> **Provided information**:
=== Begin Enclosure ===
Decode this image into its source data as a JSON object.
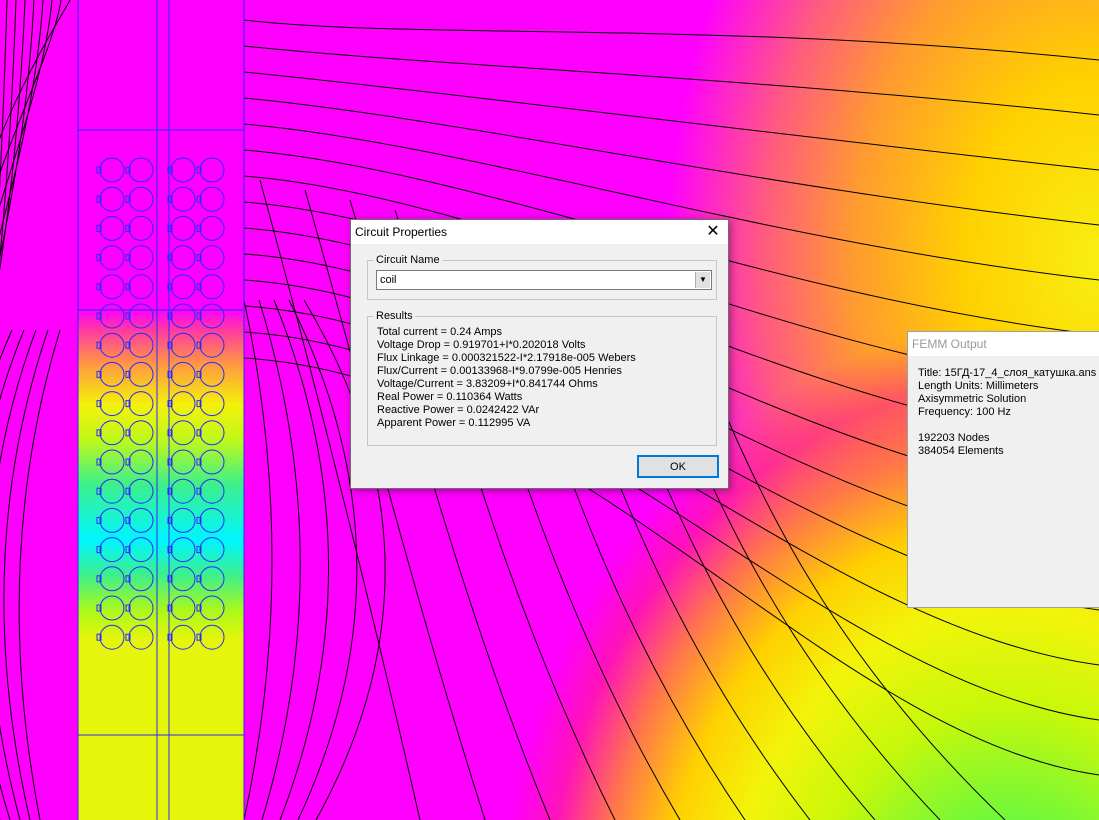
{
  "dialog": {
    "title": "Circuit Properties",
    "close_glyph": "✕",
    "circuit_group_label": "Circuit Name",
    "circuit_selected": "coil",
    "dropdown_glyph": "▼",
    "results_group_label": "Results",
    "results": [
      "Total current = 0.24 Amps",
      "Voltage Drop = 0.919701+I*0.202018 Volts",
      "Flux Linkage = 0.000321522-I*2.17918e-005 Webers",
      "Flux/Current = 0.00133968-I*9.0799e-005 Henries",
      "Voltage/Current = 3.83209+I*0.841744 Ohms",
      "Real Power = 0.110364 Watts",
      "Reactive Power = 0.0242422 VAr",
      "Apparent Power = 0.112995 VA"
    ],
    "ok_label": "OK"
  },
  "femm_output": {
    "title": "FEMM Output",
    "lines": [
      "Title: 15ГД-17_4_слоя_катушка.ans",
      "Length Units: Millimeters",
      "Axisymmetric Solution",
      "Frequency: 100 Hz"
    ],
    "stats": [
      "192203 Nodes",
      "384054 Elements"
    ]
  },
  "colors": {
    "low_field": "#ff00ff",
    "mid_field": "#ffd000",
    "high_field": "#22f46a",
    "peak_field": "#00f5ff",
    "geometry_lines": "#0000ff",
    "flux_lines": "#000000"
  }
}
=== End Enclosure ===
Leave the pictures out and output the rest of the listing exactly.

> **Finished exercise**:
Decode this image into its source data as a JSON object.
{
  "dialog": {
    "title": "Circuit Properties",
    "close_glyph": "✕",
    "circuit_group_label": "Circuit Name",
    "circuit_selected": "coil",
    "dropdown_glyph": "▼",
    "results_group_label": "Results",
    "results": [
      "Total current = 0.24 Amps",
      "Voltage Drop = 0.919701+I*0.202018 Volts",
      "Flux Linkage = 0.000321522-I*2.17918e-005 Webers",
      "Flux/Current = 0.00133968-I*9.0799e-005 Henries",
      "Voltage/Current = 3.83209+I*0.841744 Ohms",
      "Real Power = 0.110364 Watts",
      "Reactive Power = 0.0242422 VAr",
      "Apparent Power = 0.112995 VA"
    ],
    "ok_label": "OK"
  },
  "femm_output": {
    "title": "FEMM Output",
    "lines": [
      "Title: 15ГД-17_4_слоя_катушка.ans",
      "Length Units: Millimeters",
      "Axisymmetric Solution",
      "Frequency: 100 Hz"
    ],
    "stats": [
      "192203 Nodes",
      "384054 Elements"
    ]
  },
  "colors": {
    "low_field": "#ff00ff",
    "mid_field": "#ffd000",
    "high_field": "#22f46a",
    "peak_field": "#00f5ff",
    "geometry_lines": "#0000ff",
    "flux_lines": "#000000"
  }
}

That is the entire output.